Take great care in citing cases that are unpublished or depublished. It’s a fast road to sanctions and paying high fees. Take for example citing In re Zoey T., No. B276363, 2016 WL 7474034 (Cal. Ct. App. Dec. 29, 2016). This is a great case with a favourable fact for a no reasonable services contest at the .22 hearing. However, it remains unpublished despite an appeal to the Supreme Court. Because it remains unpublished, it is un citeable. However, some may go as far as to cite to the logic in Zoey T; however, counsel may also be sanctioned for citing to the logic.
But what seems truly bizarre to outsiders is another California peculiarity: how our appellate opinions can vanish into thin air. As all know opinions not certified for publication "must not be cited or relied on by a court or a party in any other action." (Rule 8.1115(a).) The court may order depublication for the protection of the parties.
Alicia T. v. County of Los Angeles (1990) is a dependency case where the family’s counsel was cited with unreasonable failure to comply with California Rules of Court as they relied on a n uncitable case. The court warned them of their error, but counsel did not desist in citing the opinion. Due to counsel’s failure to remove the offensive citation, the court awarded sanctions sanctions payable to the clerk of this court. Although counsel may have referred to the case as they deem the legal theory favourable, they are not allowed to cite to any part of the case.
The opening brief does not contain any citations to the record on [222 Cal. App. 3d 885] appeal and, most glaringly, relies extensively on a case our Supreme Court has ordered not to be published in the official reports.

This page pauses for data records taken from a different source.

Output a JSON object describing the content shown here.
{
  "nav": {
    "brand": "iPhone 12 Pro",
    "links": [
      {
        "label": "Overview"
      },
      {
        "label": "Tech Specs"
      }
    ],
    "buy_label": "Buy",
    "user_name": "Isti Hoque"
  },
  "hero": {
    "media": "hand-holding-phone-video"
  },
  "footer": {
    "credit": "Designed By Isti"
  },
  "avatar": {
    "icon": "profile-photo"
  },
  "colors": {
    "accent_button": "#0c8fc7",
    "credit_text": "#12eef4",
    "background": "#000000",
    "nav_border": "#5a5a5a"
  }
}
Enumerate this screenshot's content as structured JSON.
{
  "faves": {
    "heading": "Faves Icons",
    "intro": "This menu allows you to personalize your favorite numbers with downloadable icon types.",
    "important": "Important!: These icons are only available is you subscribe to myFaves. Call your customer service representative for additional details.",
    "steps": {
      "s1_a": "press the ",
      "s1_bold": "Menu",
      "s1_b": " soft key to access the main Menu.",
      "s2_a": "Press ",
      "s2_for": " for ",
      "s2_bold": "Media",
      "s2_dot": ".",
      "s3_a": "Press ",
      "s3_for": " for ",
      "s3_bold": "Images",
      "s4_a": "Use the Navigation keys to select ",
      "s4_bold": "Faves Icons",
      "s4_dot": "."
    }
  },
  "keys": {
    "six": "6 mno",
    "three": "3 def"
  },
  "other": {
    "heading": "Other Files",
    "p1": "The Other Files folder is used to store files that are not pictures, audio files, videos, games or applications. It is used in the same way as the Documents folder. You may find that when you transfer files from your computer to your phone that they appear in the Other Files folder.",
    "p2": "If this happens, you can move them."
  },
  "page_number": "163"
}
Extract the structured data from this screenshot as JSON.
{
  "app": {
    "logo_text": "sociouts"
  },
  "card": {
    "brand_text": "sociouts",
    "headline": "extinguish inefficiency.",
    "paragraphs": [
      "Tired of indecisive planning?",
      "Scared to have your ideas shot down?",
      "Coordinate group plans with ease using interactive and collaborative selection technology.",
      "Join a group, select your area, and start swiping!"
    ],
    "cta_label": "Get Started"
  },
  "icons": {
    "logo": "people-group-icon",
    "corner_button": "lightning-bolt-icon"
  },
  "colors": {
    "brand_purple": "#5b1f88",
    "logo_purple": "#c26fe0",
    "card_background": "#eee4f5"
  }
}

Counsel when citing once more to the same case despite being ordered not to as the case was not published in the official reports, added a caveat that they were not relying solely on the case and that the allegations they were pleading were dehors the record. However, counsel cited the unpublished case eight times in the brief and discussed seriatim for four pages.
The court reminded counsel that the proper case which covers the issue of whether a governmental agency are granted qualified immunity in dependency is in re Jenkins v. County of Orange (1989) 212 Cal.App.3d 278, 260 Cal.Rptr. 645.
The court notes that in many circumstances errors in trial briefs have several remedies: (a) returned to counsel for correction and redeposited with the court within a specified time, (b) ordered stricken with leave to file a new brief within a specified time, or (c) considered as if properly prepare. However, given that counsel did not desist in their efforts to cite, the court opined that this warranted more severe punishment than California Rules of Court, rule 18 suggests and fined counsel $750 for their non compliance.
The court noted that impositions of high sanctions does not occur in a haphazard or spontaneous manner but instead used to emphasize the substantial additional time required to craft an opinion when the court rules are ignored as flagrantly as they are herein. The court values its limited resources and wishes to discourage future conduct via high sanctions.
Citing the unciteable case may be allowed if the legal issue at stake is going to be whether it affects another party who are similarly situated. This is a very strict definition that cannot be applied to any case. For example, when building a case for using an uncitable case counsel need be aware of any exceptions like “nonmutual offensive collateral estoppel is not available against a government entity”. In Alicia T. v. County of Los Angeles, the record that is available does not indicate that counsel proffered a solid exception for relying on an uncitable case nor did they produce one when the court rejected their use and ordered them to remove the offensive citation.
Juvenile Dependency and